## Problem to solve:
Please restate each line of the data that follows word for word, skipping any image.

## Records from a collection:

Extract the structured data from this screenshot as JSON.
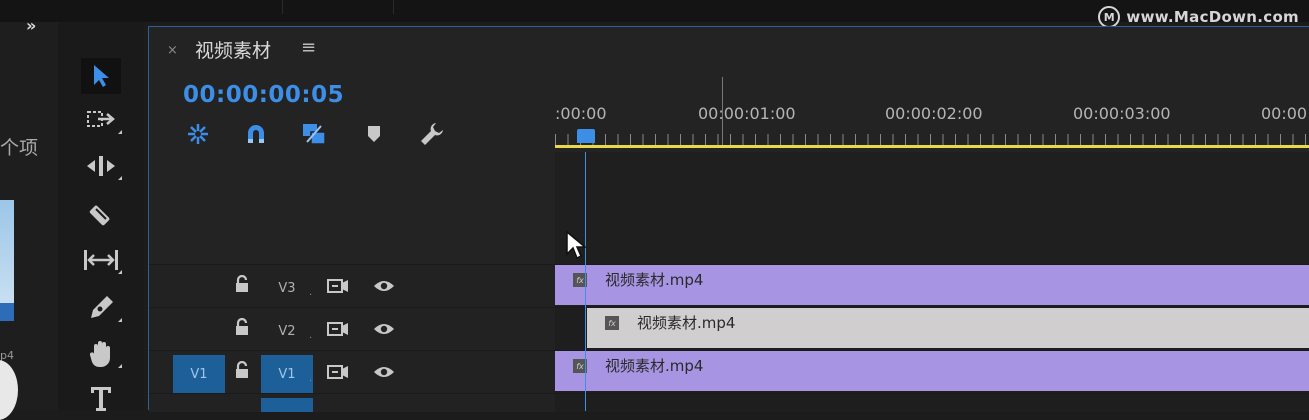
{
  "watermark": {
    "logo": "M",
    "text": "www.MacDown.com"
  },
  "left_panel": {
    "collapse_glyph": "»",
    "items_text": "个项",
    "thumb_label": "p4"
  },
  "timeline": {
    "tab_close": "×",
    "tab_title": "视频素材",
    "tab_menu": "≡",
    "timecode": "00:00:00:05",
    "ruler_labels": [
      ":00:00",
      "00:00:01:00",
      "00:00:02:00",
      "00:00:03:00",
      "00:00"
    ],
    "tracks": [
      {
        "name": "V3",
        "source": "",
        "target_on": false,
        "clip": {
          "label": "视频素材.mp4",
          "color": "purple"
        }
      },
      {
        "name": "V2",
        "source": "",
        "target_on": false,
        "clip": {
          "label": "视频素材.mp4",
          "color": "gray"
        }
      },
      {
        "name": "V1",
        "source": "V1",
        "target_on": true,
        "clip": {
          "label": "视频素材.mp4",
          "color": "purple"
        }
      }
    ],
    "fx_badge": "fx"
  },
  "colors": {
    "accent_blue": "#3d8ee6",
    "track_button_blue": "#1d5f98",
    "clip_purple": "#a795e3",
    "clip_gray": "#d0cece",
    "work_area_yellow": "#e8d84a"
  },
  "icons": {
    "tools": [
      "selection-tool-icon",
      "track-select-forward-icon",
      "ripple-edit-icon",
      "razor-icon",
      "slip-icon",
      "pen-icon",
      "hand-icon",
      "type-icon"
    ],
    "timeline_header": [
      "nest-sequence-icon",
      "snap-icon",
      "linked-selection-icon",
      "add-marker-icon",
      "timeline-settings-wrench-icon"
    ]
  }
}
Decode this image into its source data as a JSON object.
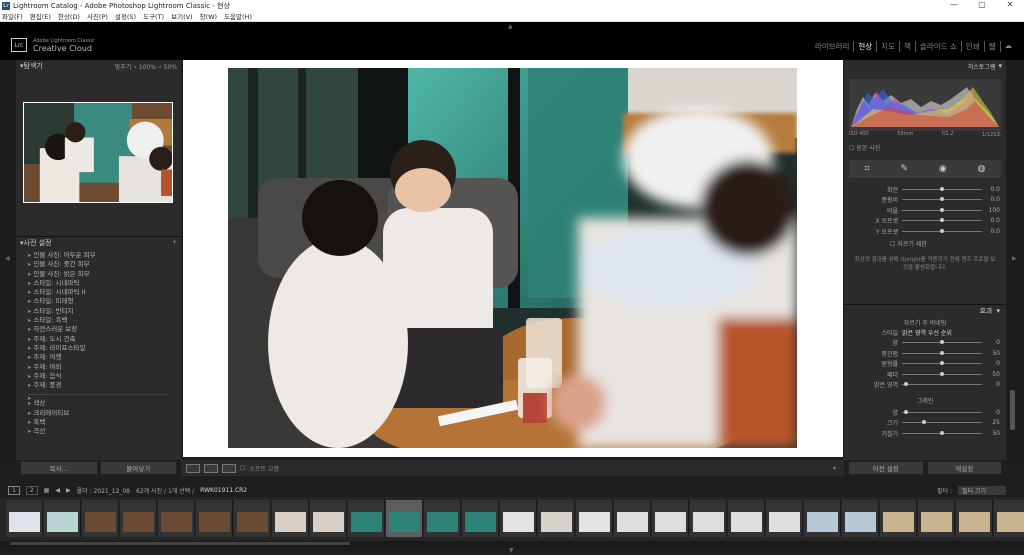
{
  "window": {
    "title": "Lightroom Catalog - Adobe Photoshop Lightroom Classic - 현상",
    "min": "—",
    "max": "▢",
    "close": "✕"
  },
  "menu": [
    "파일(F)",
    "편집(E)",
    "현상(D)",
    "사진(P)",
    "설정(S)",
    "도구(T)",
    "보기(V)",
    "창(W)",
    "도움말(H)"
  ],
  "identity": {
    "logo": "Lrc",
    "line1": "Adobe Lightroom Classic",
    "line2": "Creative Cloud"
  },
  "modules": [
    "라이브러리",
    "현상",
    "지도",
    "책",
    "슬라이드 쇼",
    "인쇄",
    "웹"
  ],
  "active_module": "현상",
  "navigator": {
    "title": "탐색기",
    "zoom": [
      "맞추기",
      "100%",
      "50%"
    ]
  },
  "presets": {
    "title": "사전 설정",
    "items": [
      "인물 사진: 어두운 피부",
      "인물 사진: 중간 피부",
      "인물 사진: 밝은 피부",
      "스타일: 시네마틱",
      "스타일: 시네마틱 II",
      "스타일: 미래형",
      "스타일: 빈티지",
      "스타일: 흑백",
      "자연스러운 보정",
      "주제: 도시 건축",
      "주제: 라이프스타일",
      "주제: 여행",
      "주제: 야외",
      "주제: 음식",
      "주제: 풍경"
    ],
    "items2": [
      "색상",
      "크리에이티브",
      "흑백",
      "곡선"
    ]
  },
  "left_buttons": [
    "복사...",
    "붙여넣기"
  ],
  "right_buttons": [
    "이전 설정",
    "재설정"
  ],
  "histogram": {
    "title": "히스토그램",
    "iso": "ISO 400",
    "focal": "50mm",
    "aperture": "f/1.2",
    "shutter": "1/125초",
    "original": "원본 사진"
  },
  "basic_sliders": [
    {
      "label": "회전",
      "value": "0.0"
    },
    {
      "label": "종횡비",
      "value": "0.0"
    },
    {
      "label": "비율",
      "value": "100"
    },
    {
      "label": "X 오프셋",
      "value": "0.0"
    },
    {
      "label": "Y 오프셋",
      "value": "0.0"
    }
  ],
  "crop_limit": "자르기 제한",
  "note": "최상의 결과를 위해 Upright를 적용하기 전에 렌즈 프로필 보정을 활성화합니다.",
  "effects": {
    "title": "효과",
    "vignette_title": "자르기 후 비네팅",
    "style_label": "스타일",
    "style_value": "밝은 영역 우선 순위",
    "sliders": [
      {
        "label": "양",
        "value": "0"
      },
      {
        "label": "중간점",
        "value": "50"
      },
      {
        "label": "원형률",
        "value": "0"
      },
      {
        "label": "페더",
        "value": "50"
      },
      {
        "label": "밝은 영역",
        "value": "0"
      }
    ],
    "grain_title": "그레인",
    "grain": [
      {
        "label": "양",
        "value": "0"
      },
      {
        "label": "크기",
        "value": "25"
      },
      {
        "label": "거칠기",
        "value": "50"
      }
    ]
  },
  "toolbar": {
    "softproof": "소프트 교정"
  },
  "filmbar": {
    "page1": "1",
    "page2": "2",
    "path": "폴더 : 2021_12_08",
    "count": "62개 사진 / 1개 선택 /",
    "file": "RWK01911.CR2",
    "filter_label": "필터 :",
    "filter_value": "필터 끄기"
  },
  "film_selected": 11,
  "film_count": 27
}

## Exercise response:
Extract the structured data from this screenshot as JSON.
{
  "watermark": {
    "logo": "M",
    "text": "www.MacDown.com"
  },
  "left_panel": {
    "collapse_glyph": "»",
    "items_text": "个项",
    "thumb_label": "p4"
  },
  "timeline": {
    "tab_close": "×",
    "tab_title": "视频素材",
    "tab_menu": "≡",
    "timecode": "00:00:00:05",
    "ruler_labels": [
      ":00:00",
      "00:00:01:00",
      "00:00:02:00",
      "00:00:03:00",
      "00:00"
    ],
    "tracks": [
      {
        "name": "V3",
        "source": "",
        "target_on": false,
        "clip": {
          "label": "视频素材.mp4",
          "color": "purple"
        }
      },
      {
        "name": "V2",
        "source": "",
        "target_on": false,
        "clip": {
          "label": "视频素材.mp4",
          "color": "gray"
        }
      },
      {
        "name": "V1",
        "source": "V1",
        "target_on": true,
        "clip": {
          "label": "视频素材.mp4",
          "color": "purple"
        }
      }
    ],
    "fx_badge": "fx"
  },
  "colors": {
    "accent_blue": "#3d8ee6",
    "track_button_blue": "#1d5f98",
    "clip_purple": "#a795e3",
    "clip_gray": "#d0cece",
    "work_area_yellow": "#e8d84a"
  },
  "icons": {
    "tools": [
      "selection-tool-icon",
      "track-select-forward-icon",
      "ripple-edit-icon",
      "razor-icon",
      "slip-icon",
      "pen-icon",
      "hand-icon",
      "type-icon"
    ],
    "timeline_header": [
      "nest-sequence-icon",
      "snap-icon",
      "linked-selection-icon",
      "add-marker-icon",
      "timeline-settings-wrench-icon"
    ]
  }
}
Decode this image into its source data as a JSON object.
{
  "window": {
    "title": "Lightroom Catalog - Adobe Photoshop Lightroom Classic - 현상",
    "min": "—",
    "max": "▢",
    "close": "✕"
  },
  "menu": [
    "파일(F)",
    "편집(E)",
    "현상(D)",
    "사진(P)",
    "설정(S)",
    "도구(T)",
    "보기(V)",
    "창(W)",
    "도움말(H)"
  ],
  "identity": {
    "logo": "Lrc",
    "line1": "Adobe Lightroom Classic",
    "line2": "Creative Cloud"
  },
  "modules": [
    "라이브러리",
    "현상",
    "지도",
    "책",
    "슬라이드 쇼",
    "인쇄",
    "웹"
  ],
  "active_module": "현상",
  "navigator": {
    "title": "탐색기",
    "zoom": [
      "맞추기",
      "100%",
      "50%"
    ]
  },
  "presets": {
    "title": "사전 설정",
    "items": [
      "인물 사진: 어두운 피부",
      "인물 사진: 중간 피부",
      "인물 사진: 밝은 피부",
      "스타일: 시네마틱",
      "스타일: 시네마틱 II",
      "스타일: 미래형",
      "스타일: 빈티지",
      "스타일: 흑백",
      "자연스러운 보정",
      "주제: 도시 건축",
      "주제: 라이프스타일",
      "주제: 여행",
      "주제: 야외",
      "주제: 음식",
      "주제: 풍경"
    ],
    "items2": [
      "색상",
      "크리에이티브",
      "흑백",
      "곡선"
    ]
  },
  "left_buttons": [
    "복사...",
    "붙여넣기"
  ],
  "right_buttons": [
    "이전 설정",
    "재설정"
  ],
  "histogram": {
    "title": "히스토그램",
    "iso": "ISO 400",
    "focal": "50mm",
    "aperture": "f/1.2",
    "shutter": "1/125초",
    "original": "원본 사진"
  },
  "basic_sliders": [
    {
      "label": "회전",
      "value": "0.0"
    },
    {
      "label": "종횡비",
      "value": "0.0"
    },
    {
      "label": "비율",
      "value": "100"
    },
    {
      "label": "X 오프셋",
      "value": "0.0"
    },
    {
      "label": "Y 오프셋",
      "value": "0.0"
    }
  ],
  "crop_limit": "자르기 제한",
  "note": "최상의 결과를 위해 Upright를 적용하기 전에 렌즈 프로필 보정을 활성화합니다.",
  "effects": {
    "title": "효과",
    "vignette_title": "자르기 후 비네팅",
    "style_label": "스타일",
    "style_value": "밝은 영역 우선 순위",
    "sliders": [
      {
        "label": "양",
        "value": "0"
      },
      {
        "label": "중간점",
        "value": "50"
      },
      {
        "label": "원형률",
        "value": "0"
      },
      {
        "label": "페더",
        "value": "50"
      },
      {
        "label": "밝은 영역",
        "value": "0"
      }
    ],
    "grain_title": "그레인",
    "grain": [
      {
        "label": "양",
        "value": "0"
      },
      {
        "label": "크기",
        "value": "25"
      },
      {
        "label": "거칠기",
        "value": "50"
      }
    ]
  },
  "toolbar": {
    "softproof": "소프트 교정"
  },
  "filmbar": {
    "page1": "1",
    "page2": "2",
    "path": "폴더 : 2021_12_08",
    "count": "62개 사진 / 1개 선택 /",
    "file": "RWK01911.CR2",
    "filter_label": "필터 :",
    "filter_value": "필터 끄기"
  },
  "film_selected": 11,
  "film_count": 27
}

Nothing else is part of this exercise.